The most effective way to produce a shaded relief is probably a combination of analytical shading and retouching with graphical software. The first step is rendering a shaded relief from a DEM using specialized software. The second step is enhancing the shaded relief with Photoshop (or other raster graphics software).
Macedonia, scale 1:750,000 © State Statistical Office of the Republic of Macedonia and Swiss Federal Statistical Office.
Shaded relief generated from digital elevation models usually does not match the quality of manually-produced relief. Among the deficiencies of analytical relief, important topographic features are not depicted clearly enough. However, analytical shaded relief can serve as a starting point for graphical enhancements with Photoshop.
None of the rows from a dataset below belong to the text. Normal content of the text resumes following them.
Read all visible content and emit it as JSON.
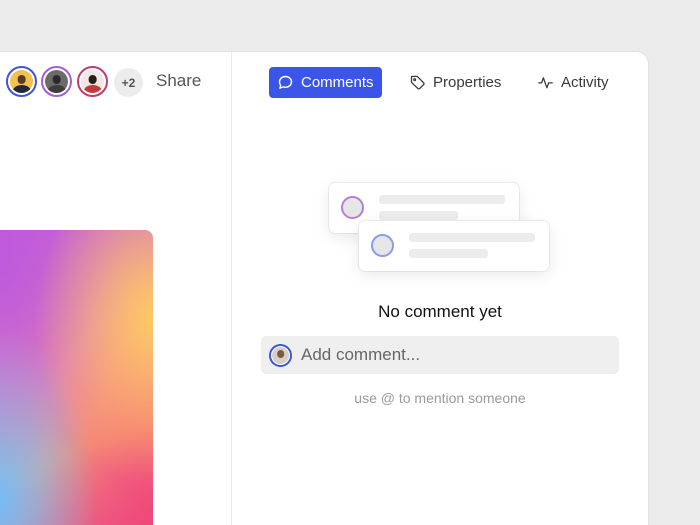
{
  "toolbar": {
    "avatars": [
      {
        "name": "collaborator-1",
        "ring_color": "#3b57d6"
      },
      {
        "name": "collaborator-2",
        "ring_color": "#a75cd9"
      },
      {
        "name": "collaborator-3",
        "ring_color": "#c23b72"
      }
    ],
    "more_count": "+2",
    "share_label": "Share"
  },
  "tabs": [
    {
      "label": "Comments",
      "icon": "comment-bubble-icon",
      "active": true
    },
    {
      "label": "Properties",
      "icon": "tag-icon",
      "active": false
    },
    {
      "label": "Activity",
      "icon": "activity-pulse-icon",
      "active": false
    }
  ],
  "comments": {
    "empty_title": "No comment yet",
    "input_placeholder": "Add comment...",
    "hint": "use @ to mention someone"
  },
  "colors": {
    "accent": "#3a55e7",
    "background": "#ebebeb",
    "panel": "#ffffff"
  }
}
The four images below illustrate the workflow with a portion of the hill shading of Macedonia shown above.
- The first relief originates from a too detailed DEM. The completely unrecognisable large landforms make this shaded relief unusable.
- Using a filtered (downsampled) DEM, an alternative shading was generated using specialized software (Shadow) that allows for interactive adjustment of the light direction and simulation of aerial perspective.
- Additional improvements to the shading in Photoshop resulted from using the imported contour lines, spot heights, drainages and political boundaries as reference guides.
- After making tonality adjustments, combining the shading with thematic map layers yielded the final map.
1) Shaded relief of Macedonia without local adaptations or filtering.
2) Shaded relief after DEM filtering and local adjustments in Shadow (relief shading software).
3) Shaded relief after corrections in Photoshop.
4) Tonal lightening for the final print.
Producing the shaded relief of Macedonia took four days: One day for converting and importing the different data sets, one day for the analytical shading with Shadow, and two days for enhancing the relief with Photoshop.
The following two images show the detailed work done with Photoshop. Data artefacts embedded in the DEM result in unsightly terraces and ridges (left). After a few strokes with Photoshop’s image editing tools, the artefacts disappeared and the major landforms became much easier to distinguish (right). The dodge, burn, clone stamp and brush tools proved to be especially useful for this work.
Before (left) and after (right) enhancements with Photoshop.